I applaud Mark Zuckerberg’s announcement in today’s Washington Post that Facebook will revise its privacy policies. Of course, questions remain: just how private will Facebook permit users to be, and can consumers trust Facebook in light of its recent privacy missteps? This post has a simple message: Facebook should act now to make itself — and online connection and communication — stronger for years to come. Three powerful steps could turn skeptics into fans.
Facebook has the opportunity to take this embarrassing stumble on privacy and turn it to the company’s advantage. Just as Johnson & Johnson back in 1982 managed to turn a scare relating to Tylenol into a textbook case of crisis management, Facebook should use this moment to redefine itself in the marketplace as a friend of privacy-protected communications.
Here’s hoping that Facebook does the right thing. It has the power to influence the shape of online privacy for years to come. It should seize this moment.

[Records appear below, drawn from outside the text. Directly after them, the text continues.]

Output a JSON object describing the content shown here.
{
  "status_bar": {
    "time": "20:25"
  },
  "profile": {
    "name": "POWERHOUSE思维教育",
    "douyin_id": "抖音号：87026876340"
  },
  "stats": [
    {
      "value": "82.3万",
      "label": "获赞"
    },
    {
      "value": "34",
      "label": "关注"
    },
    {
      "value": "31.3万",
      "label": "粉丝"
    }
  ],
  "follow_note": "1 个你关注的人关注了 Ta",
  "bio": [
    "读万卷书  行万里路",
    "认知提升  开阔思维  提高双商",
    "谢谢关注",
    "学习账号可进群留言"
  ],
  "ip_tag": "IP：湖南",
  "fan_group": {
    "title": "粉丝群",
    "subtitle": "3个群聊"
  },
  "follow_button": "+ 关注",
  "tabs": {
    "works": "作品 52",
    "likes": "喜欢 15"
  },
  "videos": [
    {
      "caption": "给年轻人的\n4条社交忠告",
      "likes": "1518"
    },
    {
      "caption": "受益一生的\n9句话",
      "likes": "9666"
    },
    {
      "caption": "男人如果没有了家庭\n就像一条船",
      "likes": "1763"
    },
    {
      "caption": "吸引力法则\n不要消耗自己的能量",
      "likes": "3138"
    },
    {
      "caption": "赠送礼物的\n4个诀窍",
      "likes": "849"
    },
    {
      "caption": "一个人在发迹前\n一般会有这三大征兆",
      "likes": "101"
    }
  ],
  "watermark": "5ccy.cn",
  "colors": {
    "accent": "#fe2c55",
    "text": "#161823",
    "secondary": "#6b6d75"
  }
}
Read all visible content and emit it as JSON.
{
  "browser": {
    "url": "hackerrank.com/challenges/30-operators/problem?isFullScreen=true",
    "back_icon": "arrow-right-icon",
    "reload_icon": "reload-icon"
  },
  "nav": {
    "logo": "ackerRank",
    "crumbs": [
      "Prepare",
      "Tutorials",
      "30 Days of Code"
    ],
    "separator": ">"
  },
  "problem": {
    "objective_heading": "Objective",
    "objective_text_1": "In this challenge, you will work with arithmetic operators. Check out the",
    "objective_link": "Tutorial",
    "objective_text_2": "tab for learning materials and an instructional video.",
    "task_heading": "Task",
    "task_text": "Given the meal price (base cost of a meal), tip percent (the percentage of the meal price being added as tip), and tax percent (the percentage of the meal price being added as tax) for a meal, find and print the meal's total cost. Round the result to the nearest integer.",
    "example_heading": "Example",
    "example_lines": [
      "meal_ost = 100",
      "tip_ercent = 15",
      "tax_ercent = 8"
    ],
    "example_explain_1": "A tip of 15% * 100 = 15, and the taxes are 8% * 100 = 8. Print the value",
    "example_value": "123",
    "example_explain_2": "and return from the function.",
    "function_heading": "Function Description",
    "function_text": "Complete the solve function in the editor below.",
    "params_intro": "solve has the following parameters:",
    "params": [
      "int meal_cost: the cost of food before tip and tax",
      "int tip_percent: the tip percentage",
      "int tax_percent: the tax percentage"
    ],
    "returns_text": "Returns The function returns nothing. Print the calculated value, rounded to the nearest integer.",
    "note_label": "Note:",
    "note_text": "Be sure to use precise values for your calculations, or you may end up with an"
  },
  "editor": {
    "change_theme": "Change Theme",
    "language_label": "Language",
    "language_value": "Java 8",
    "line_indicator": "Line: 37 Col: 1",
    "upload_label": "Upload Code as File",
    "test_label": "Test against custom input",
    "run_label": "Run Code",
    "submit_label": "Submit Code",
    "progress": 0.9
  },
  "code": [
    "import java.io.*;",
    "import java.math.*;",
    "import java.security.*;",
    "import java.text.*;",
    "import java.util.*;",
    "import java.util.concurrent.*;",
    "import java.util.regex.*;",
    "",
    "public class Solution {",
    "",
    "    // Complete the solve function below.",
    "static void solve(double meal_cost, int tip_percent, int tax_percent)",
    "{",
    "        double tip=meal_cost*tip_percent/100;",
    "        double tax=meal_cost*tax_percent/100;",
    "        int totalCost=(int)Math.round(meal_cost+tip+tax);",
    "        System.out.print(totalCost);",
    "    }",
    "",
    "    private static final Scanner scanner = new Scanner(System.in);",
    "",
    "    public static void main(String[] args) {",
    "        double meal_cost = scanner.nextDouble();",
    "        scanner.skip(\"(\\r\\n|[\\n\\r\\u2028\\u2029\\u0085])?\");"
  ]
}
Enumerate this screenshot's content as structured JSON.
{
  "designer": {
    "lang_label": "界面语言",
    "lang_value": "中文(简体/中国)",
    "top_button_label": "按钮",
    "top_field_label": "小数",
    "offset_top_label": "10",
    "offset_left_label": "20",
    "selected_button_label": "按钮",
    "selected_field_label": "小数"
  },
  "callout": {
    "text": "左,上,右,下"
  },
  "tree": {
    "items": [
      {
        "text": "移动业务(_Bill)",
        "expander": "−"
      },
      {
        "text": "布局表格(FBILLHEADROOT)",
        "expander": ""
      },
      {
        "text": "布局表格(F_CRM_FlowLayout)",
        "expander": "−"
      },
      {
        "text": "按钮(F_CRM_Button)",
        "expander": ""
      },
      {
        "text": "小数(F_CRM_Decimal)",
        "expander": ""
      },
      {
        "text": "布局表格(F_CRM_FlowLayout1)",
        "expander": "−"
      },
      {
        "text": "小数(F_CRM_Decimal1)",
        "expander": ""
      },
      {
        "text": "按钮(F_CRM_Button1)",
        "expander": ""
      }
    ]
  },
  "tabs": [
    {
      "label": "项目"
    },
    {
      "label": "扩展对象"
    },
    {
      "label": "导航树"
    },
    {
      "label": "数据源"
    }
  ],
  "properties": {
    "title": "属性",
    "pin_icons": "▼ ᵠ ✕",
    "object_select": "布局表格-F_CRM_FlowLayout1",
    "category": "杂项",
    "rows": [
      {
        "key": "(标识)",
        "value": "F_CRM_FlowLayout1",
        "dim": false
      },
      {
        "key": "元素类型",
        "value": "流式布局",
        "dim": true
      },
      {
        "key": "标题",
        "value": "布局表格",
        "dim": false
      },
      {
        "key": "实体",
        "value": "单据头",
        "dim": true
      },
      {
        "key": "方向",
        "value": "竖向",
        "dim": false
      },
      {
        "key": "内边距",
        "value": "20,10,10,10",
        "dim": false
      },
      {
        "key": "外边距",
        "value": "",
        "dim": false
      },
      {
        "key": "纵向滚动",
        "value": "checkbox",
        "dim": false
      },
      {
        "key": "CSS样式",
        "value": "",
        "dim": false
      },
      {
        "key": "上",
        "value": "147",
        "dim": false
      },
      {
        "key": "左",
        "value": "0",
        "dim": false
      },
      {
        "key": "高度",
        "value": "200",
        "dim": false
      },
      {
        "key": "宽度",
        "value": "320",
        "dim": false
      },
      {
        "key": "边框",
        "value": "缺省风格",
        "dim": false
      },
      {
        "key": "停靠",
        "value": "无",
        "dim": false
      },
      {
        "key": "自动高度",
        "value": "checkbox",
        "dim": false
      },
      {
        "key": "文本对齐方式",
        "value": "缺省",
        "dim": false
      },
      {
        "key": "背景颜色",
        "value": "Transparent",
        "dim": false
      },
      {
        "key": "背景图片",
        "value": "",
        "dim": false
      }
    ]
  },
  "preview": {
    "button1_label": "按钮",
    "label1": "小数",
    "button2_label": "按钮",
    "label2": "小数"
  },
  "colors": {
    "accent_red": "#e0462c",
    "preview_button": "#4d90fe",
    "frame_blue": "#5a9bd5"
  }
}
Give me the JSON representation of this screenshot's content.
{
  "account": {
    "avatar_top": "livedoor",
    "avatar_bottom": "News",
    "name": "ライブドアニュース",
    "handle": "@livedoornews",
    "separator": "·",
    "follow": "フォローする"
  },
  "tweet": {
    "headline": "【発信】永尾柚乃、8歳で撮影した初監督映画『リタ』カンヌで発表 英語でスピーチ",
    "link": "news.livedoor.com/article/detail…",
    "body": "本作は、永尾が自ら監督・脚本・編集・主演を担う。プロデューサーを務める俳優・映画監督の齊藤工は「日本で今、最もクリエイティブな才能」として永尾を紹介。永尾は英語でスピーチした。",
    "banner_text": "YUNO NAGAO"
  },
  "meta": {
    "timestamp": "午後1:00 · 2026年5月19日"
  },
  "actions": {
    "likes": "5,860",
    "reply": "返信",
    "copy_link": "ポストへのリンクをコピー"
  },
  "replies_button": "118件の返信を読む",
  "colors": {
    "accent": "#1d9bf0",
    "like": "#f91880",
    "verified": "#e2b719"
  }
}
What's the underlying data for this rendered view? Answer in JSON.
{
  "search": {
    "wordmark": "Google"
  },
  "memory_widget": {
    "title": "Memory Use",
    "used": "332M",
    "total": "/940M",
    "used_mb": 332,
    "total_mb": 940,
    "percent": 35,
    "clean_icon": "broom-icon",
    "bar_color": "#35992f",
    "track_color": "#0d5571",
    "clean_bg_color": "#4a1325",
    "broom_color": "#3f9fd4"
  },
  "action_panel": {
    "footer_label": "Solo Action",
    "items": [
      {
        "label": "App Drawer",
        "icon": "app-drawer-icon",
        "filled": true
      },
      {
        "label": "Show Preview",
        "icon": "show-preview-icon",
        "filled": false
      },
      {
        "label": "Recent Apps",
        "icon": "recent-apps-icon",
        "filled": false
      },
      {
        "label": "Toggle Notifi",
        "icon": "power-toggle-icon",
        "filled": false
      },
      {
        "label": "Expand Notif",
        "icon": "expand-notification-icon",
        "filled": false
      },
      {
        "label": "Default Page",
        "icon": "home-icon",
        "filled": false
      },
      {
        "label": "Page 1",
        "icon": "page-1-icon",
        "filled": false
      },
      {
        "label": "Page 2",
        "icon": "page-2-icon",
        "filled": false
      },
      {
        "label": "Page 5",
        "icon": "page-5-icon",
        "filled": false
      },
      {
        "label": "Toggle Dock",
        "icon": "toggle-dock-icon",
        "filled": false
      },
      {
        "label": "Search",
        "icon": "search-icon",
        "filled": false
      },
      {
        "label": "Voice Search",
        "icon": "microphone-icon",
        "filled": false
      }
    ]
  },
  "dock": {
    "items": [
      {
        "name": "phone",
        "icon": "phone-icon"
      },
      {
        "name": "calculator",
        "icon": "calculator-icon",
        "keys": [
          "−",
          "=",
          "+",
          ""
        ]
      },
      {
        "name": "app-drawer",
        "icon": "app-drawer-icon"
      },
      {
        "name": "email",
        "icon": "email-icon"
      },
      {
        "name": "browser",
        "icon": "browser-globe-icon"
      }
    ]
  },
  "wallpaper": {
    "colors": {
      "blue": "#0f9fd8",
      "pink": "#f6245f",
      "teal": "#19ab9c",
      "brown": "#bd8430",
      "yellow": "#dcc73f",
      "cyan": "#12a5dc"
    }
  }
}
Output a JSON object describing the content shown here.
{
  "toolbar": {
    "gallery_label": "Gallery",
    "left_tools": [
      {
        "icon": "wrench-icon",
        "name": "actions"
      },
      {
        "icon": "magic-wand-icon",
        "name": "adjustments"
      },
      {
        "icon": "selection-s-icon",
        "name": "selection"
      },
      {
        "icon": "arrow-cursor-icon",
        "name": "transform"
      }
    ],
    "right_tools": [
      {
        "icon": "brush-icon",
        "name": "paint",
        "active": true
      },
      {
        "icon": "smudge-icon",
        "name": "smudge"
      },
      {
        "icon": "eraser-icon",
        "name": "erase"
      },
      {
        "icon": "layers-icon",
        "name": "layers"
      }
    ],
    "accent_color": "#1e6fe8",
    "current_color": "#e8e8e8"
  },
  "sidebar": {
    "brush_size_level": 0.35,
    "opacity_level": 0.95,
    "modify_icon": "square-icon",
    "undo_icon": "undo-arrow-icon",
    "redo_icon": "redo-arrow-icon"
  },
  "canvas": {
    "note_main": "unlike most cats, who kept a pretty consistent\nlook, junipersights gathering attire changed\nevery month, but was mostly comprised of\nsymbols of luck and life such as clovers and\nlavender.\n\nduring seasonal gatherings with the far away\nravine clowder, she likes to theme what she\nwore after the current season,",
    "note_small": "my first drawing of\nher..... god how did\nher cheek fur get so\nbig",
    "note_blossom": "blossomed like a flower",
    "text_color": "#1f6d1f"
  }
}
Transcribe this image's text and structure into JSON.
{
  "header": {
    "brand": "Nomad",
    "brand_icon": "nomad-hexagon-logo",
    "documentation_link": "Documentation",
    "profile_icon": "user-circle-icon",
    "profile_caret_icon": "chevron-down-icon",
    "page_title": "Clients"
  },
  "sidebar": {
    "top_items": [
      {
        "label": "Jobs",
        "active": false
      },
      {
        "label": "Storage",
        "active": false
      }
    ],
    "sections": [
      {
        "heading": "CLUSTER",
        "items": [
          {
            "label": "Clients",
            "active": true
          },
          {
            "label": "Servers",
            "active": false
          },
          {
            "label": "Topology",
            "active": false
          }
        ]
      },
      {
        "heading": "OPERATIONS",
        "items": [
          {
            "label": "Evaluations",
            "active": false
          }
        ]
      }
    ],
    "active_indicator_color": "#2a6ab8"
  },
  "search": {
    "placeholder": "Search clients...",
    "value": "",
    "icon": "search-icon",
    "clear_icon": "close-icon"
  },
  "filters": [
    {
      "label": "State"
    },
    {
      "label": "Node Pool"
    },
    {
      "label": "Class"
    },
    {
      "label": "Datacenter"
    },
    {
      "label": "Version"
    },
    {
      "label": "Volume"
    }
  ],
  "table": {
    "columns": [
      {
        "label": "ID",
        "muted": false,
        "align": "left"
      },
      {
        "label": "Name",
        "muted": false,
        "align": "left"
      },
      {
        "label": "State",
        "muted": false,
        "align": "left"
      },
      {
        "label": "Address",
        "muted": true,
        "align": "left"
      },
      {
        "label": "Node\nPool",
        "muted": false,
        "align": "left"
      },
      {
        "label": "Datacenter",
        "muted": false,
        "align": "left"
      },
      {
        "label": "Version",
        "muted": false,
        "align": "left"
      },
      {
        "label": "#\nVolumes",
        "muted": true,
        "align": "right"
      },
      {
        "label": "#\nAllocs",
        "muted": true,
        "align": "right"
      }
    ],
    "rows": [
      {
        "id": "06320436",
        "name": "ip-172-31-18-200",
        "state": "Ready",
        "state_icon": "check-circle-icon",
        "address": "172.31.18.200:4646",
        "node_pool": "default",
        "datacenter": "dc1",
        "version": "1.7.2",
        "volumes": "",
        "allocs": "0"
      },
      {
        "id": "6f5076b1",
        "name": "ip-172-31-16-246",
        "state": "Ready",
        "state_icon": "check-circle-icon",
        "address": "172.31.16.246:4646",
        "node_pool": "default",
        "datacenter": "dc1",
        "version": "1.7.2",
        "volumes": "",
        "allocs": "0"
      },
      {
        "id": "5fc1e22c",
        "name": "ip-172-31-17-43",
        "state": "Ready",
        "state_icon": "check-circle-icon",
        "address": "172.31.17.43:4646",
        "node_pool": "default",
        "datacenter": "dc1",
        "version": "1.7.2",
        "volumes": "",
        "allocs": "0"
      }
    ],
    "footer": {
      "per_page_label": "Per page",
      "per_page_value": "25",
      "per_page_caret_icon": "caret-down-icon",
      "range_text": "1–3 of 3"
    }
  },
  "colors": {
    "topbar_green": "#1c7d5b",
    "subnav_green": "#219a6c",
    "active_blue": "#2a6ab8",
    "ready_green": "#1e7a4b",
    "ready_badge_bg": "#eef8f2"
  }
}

Trust is hard to earn and easy to squander. Facebook’s trend in recent years gives users little reason to trust the company. Thus, it will take more than an editorial in the Post to change that perceived trajectory. Facebook should take three steps now to rebuild that trust:
1. Announce new guidelines that either permit users to default to a “no-share,” absolute privacy baseline, or that provides for a truly informed “opt-out” regime. If the latter, use a professional organization, like Kinsella Media LLC (with whom I’ve worked in litigation) to create “plain-language notification” professionally designed to fully inform consumers of what they gain and what they give up by sharing some or all of their data online.
2. Make substantial monetary contributions to organizations, like the Electronic Frontier Foundation or Creative Commons, that police online privacy or work toward informed dissemination of information online. These contributions should be more than mere fig leaves. Make a difference with organizations that make a difference.
3. Work with other major online players (e.g., Google) to establish privacy “best practices” for the online world. Although the internet is much more mature than it was even five years ago, it is still in its infancy. Establishing best practices now may have enormous impact on the shape of communication, connection, and privacy for literally centuries to come.
Companies, like people, may be defined by how they react to adversity. So Facebook, seize the moment.